*** Opening of SUPPLIED DATA ***

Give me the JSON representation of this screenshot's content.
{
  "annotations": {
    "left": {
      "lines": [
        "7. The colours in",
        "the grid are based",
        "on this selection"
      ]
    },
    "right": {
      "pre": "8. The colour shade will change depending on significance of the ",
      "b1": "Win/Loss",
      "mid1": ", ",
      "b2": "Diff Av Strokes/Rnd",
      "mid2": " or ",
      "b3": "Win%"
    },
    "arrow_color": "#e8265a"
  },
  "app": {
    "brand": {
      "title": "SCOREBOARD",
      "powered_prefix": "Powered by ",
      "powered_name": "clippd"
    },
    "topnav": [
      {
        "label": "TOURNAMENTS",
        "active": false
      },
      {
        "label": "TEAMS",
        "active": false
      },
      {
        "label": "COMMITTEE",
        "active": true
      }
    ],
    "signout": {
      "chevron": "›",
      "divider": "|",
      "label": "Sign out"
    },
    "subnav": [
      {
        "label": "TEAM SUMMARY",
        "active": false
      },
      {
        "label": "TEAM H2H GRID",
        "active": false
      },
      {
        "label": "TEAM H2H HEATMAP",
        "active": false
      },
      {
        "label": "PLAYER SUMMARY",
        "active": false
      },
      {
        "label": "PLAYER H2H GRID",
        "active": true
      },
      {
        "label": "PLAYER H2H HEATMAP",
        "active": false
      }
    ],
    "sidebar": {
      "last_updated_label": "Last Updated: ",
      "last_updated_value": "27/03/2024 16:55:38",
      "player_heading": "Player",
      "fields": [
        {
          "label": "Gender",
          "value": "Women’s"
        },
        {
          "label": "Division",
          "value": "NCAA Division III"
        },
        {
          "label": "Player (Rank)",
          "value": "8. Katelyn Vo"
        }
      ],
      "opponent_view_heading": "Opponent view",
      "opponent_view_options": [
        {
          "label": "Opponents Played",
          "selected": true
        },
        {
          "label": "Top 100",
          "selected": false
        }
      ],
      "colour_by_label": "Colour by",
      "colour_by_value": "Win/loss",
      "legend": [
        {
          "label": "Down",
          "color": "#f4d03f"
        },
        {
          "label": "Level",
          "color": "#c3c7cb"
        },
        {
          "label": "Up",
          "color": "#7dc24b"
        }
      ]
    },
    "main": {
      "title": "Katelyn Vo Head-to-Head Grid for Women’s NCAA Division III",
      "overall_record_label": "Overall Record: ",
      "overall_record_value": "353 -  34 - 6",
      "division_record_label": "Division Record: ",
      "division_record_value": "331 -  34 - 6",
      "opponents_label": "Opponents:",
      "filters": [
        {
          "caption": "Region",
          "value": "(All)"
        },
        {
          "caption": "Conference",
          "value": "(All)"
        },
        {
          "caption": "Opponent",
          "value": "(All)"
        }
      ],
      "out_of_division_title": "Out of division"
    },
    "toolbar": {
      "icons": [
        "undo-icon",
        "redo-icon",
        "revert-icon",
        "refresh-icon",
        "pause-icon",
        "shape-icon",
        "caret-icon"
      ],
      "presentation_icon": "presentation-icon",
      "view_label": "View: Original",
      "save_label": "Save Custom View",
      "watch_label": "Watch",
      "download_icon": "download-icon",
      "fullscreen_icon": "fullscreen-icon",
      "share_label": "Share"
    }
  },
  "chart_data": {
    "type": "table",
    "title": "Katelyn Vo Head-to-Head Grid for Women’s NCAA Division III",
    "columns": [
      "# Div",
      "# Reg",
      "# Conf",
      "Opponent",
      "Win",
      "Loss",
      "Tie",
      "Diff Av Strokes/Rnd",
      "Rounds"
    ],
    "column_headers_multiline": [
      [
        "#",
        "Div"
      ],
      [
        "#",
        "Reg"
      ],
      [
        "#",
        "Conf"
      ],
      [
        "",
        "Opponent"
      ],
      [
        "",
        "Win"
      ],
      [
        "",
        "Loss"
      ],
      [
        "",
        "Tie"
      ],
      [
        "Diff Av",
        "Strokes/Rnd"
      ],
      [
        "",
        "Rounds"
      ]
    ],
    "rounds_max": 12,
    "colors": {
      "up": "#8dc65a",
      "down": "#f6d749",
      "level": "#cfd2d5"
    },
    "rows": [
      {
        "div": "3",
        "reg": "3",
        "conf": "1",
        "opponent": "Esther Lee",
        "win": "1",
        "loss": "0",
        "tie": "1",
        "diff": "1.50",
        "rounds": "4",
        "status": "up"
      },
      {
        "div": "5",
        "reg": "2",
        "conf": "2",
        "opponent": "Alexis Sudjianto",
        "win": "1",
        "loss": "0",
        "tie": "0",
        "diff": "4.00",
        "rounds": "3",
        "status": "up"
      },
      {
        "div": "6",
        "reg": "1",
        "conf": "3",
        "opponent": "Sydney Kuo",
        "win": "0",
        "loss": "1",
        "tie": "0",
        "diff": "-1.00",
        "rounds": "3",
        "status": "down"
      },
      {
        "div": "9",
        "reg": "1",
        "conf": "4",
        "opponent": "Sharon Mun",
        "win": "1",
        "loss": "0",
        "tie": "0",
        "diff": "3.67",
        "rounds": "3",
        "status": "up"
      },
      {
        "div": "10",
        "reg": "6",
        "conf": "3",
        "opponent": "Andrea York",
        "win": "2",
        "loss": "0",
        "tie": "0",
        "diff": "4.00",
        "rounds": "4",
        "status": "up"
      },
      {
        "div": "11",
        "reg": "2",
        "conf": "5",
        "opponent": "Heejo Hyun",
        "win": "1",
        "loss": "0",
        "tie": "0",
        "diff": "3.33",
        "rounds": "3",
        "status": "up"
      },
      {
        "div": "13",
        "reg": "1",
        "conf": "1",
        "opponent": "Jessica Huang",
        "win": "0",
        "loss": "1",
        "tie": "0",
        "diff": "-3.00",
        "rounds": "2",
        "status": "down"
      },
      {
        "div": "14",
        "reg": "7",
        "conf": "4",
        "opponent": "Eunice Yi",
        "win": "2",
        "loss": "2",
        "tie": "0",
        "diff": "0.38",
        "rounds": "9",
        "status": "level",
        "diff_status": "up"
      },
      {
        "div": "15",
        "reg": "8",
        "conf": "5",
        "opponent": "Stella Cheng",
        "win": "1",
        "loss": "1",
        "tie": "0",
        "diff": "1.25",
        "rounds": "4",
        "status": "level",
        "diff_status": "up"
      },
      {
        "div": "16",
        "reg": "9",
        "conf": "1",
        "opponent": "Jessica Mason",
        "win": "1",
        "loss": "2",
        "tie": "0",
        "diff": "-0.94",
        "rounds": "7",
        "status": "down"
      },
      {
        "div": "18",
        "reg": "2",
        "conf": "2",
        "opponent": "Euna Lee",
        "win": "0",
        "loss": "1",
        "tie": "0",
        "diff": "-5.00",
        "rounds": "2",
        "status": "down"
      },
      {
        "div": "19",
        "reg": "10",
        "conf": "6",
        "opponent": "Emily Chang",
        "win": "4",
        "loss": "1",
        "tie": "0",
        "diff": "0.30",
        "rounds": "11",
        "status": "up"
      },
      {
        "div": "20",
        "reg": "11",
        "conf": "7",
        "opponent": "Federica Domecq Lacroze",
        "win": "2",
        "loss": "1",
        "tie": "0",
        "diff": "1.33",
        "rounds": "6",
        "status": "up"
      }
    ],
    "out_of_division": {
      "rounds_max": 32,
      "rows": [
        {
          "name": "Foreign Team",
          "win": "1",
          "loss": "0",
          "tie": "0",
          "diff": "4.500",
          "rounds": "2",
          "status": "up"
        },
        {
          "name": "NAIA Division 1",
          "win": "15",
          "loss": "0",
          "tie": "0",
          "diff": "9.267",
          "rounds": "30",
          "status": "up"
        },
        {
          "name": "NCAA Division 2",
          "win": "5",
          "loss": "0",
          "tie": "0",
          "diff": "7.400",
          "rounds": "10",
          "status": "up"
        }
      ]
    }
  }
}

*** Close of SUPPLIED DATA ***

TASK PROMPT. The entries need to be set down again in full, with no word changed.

SOLVED PROBLEM.
Give me the JSON representation of this screenshot's content.
{
  "annotations": {
    "left": {
      "lines": [
        "7. The colours in",
        "the grid are based",
        "on this selection"
      ]
    },
    "right": {
      "pre": "8. The colour shade will change depending on significance of the ",
      "b1": "Win/Loss",
      "mid1": ", ",
      "b2": "Diff Av Strokes/Rnd",
      "mid2": " or ",
      "b3": "Win%"
    },
    "arrow_color": "#e8265a"
  },
  "app": {
    "brand": {
      "title": "SCOREBOARD",
      "powered_prefix": "Powered by ",
      "powered_name": "clippd"
    },
    "topnav": [
      {
        "label": "TOURNAMENTS",
        "active": false
      },
      {
        "label": "TEAMS",
        "active": false
      },
      {
        "label": "COMMITTEE",
        "active": true
      }
    ],
    "signout": {
      "chevron": "›",
      "divider": "|",
      "label": "Sign out"
    },
    "subnav": [
      {
        "label": "TEAM SUMMARY",
        "active": false
      },
      {
        "label": "TEAM H2H GRID",
        "active": false
      },
      {
        "label": "TEAM H2H HEATMAP",
        "active": false
      },
      {
        "label": "PLAYER SUMMARY",
        "active": false
      },
      {
        "label": "PLAYER H2H GRID",
        "active": true
      },
      {
        "label": "PLAYER H2H HEATMAP",
        "active": false
      }
    ],
    "sidebar": {
      "last_updated_label": "Last Updated: ",
      "last_updated_value": "27/03/2024 16:55:38",
      "player_heading": "Player",
      "fields": [
        {
          "label": "Gender",
          "value": "Women’s"
        },
        {
          "label": "Division",
          "value": "NCAA Division III"
        },
        {
          "label": "Player (Rank)",
          "value": "8. Katelyn Vo"
        }
      ],
      "opponent_view_heading": "Opponent view",
      "opponent_view_options": [
        {
          "label": "Opponents Played",
          "selected": true
        },
        {
          "label": "Top 100",
          "selected": false
        }
      ],
      "colour_by_label": "Colour by",
      "colour_by_value": "Win/loss",
      "legend": [
        {
          "label": "Down",
          "color": "#f4d03f"
        },
        {
          "label": "Level",
          "color": "#c3c7cb"
        },
        {
          "label": "Up",
          "color": "#7dc24b"
        }
      ]
    },
    "main": {
      "title": "Katelyn Vo Head-to-Head Grid for Women’s NCAA Division III",
      "overall_record_label": "Overall Record: ",
      "overall_record_value": "353 -  34 - 6",
      "division_record_label": "Division Record: ",
      "division_record_value": "331 -  34 - 6",
      "opponents_label": "Opponents:",
      "filters": [
        {
          "caption": "Region",
          "value": "(All)"
        },
        {
          "caption": "Conference",
          "value": "(All)"
        },
        {
          "caption": "Opponent",
          "value": "(All)"
        }
      ],
      "out_of_division_title": "Out of division"
    },
    "toolbar": {
      "icons": [
        "undo-icon",
        "redo-icon",
        "revert-icon",
        "refresh-icon",
        "pause-icon",
        "shape-icon",
        "caret-icon"
      ],
      "presentation_icon": "presentation-icon",
      "view_label": "View: Original",
      "save_label": "Save Custom View",
      "watch_label": "Watch",
      "download_icon": "download-icon",
      "fullscreen_icon": "fullscreen-icon",
      "share_label": "Share"
    }
  },
  "chart_data": {
    "type": "table",
    "title": "Katelyn Vo Head-to-Head Grid for Women’s NCAA Division III",
    "columns": [
      "# Div",
      "# Reg",
      "# Conf",
      "Opponent",
      "Win",
      "Loss",
      "Tie",
      "Diff Av Strokes/Rnd",
      "Rounds"
    ],
    "column_headers_multiline": [
      [
        "#",
        "Div"
      ],
      [
        "#",
        "Reg"
      ],
      [
        "#",
        "Conf"
      ],
      [
        "",
        "Opponent"
      ],
      [
        "",
        "Win"
      ],
      [
        "",
        "Loss"
      ],
      [
        "",
        "Tie"
      ],
      [
        "Diff Av",
        "Strokes/Rnd"
      ],
      [
        "",
        "Rounds"
      ]
    ],
    "rounds_max": 12,
    "colors": {
      "up": "#8dc65a",
      "down": "#f6d749",
      "level": "#cfd2d5"
    },
    "rows": [
      {
        "div": "3",
        "reg": "3",
        "conf": "1",
        "opponent": "Esther Lee",
        "win": "1",
        "loss": "0",
        "tie": "1",
        "diff": "1.50",
        "rounds": "4",
        "status": "up"
      },
      {
        "div": "5",
        "reg": "2",
        "conf": "2",
        "opponent": "Alexis Sudjianto",
        "win": "1",
        "loss": "0",
        "tie": "0",
        "diff": "4.00",
        "rounds": "3",
        "status": "up"
      },
      {
        "div": "6",
        "reg": "1",
        "conf": "3",
        "opponent": "Sydney Kuo",
        "win": "0",
        "loss": "1",
        "tie": "0",
        "diff": "-1.00",
        "rounds": "3",
        "status": "down"
      },
      {
        "div": "9",
        "reg": "1",
        "conf": "4",
        "opponent": "Sharon Mun",
        "win": "1",
        "loss": "0",
        "tie": "0",
        "diff": "3.67",
        "rounds": "3",
        "status": "up"
      },
      {
        "div": "10",
        "reg": "6",
        "conf": "3",
        "opponent": "Andrea York",
        "win": "2",
        "loss": "0",
        "tie": "0",
        "diff": "4.00",
        "rounds": "4",
        "status": "up"
      },
      {
        "div": "11",
        "reg": "2",
        "conf": "5",
        "opponent": "Heejo Hyun",
        "win": "1",
        "loss": "0",
        "tie": "0",
        "diff": "3.33",
        "rounds": "3",
        "status": "up"
      },
      {
        "div": "13",
        "reg": "1",
        "conf": "1",
        "opponent": "Jessica Huang",
        "win": "0",
        "loss": "1",
        "tie": "0",
        "diff": "-3.00",
        "rounds": "2",
        "status": "down"
      },
      {
        "div": "14",
        "reg": "7",
        "conf": "4",
        "opponent": "Eunice Yi",
        "win": "2",
        "loss": "2",
        "tie": "0",
        "diff": "0.38",
        "rounds": "9",
        "status": "level",
        "diff_status": "up"
      },
      {
        "div": "15",
        "reg": "8",
        "conf": "5",
        "opponent": "Stella Cheng",
        "win": "1",
        "loss": "1",
        "tie": "0",
        "diff": "1.25",
        "rounds": "4",
        "status": "level",
        "diff_status": "up"
      },
      {
        "div": "16",
        "reg": "9",
        "conf": "1",
        "opponent": "Jessica Mason",
        "win": "1",
        "loss": "2",
        "tie": "0",
        "diff": "-0.94",
        "rounds": "7",
        "status": "down"
      },
      {
        "div": "18",
        "reg": "2",
        "conf": "2",
        "opponent": "Euna Lee",
        "win": "0",
        "loss": "1",
        "tie": "0",
        "diff": "-5.00",
        "rounds": "2",
        "status": "down"
      },
      {
        "div": "19",
        "reg": "10",
        "conf": "6",
        "opponent": "Emily Chang",
        "win": "4",
        "loss": "1",
        "tie": "0",
        "diff": "0.30",
        "rounds": "11",
        "status": "up"
      },
      {
        "div": "20",
        "reg": "11",
        "conf": "7",
        "opponent": "Federica Domecq Lacroze",
        "win": "2",
        "loss": "1",
        "tie": "0",
        "diff": "1.33",
        "rounds": "6",
        "status": "up"
      }
    ],
    "out_of_division": {
      "rounds_max": 32,
      "rows": [
        {
          "name": "Foreign Team",
          "win": "1",
          "loss": "0",
          "tie": "0",
          "diff": "4.500",
          "rounds": "2",
          "status": "up"
        },
        {
          "name": "NAIA Division 1",
          "win": "15",
          "loss": "0",
          "tie": "0",
          "diff": "9.267",
          "rounds": "30",
          "status": "up"
        },
        {
          "name": "NCAA Division 2",
          "win": "5",
          "loss": "0",
          "tie": "0",
          "diff": "7.400",
          "rounds": "10",
          "status": "up"
        }
      ]
    }
  }
}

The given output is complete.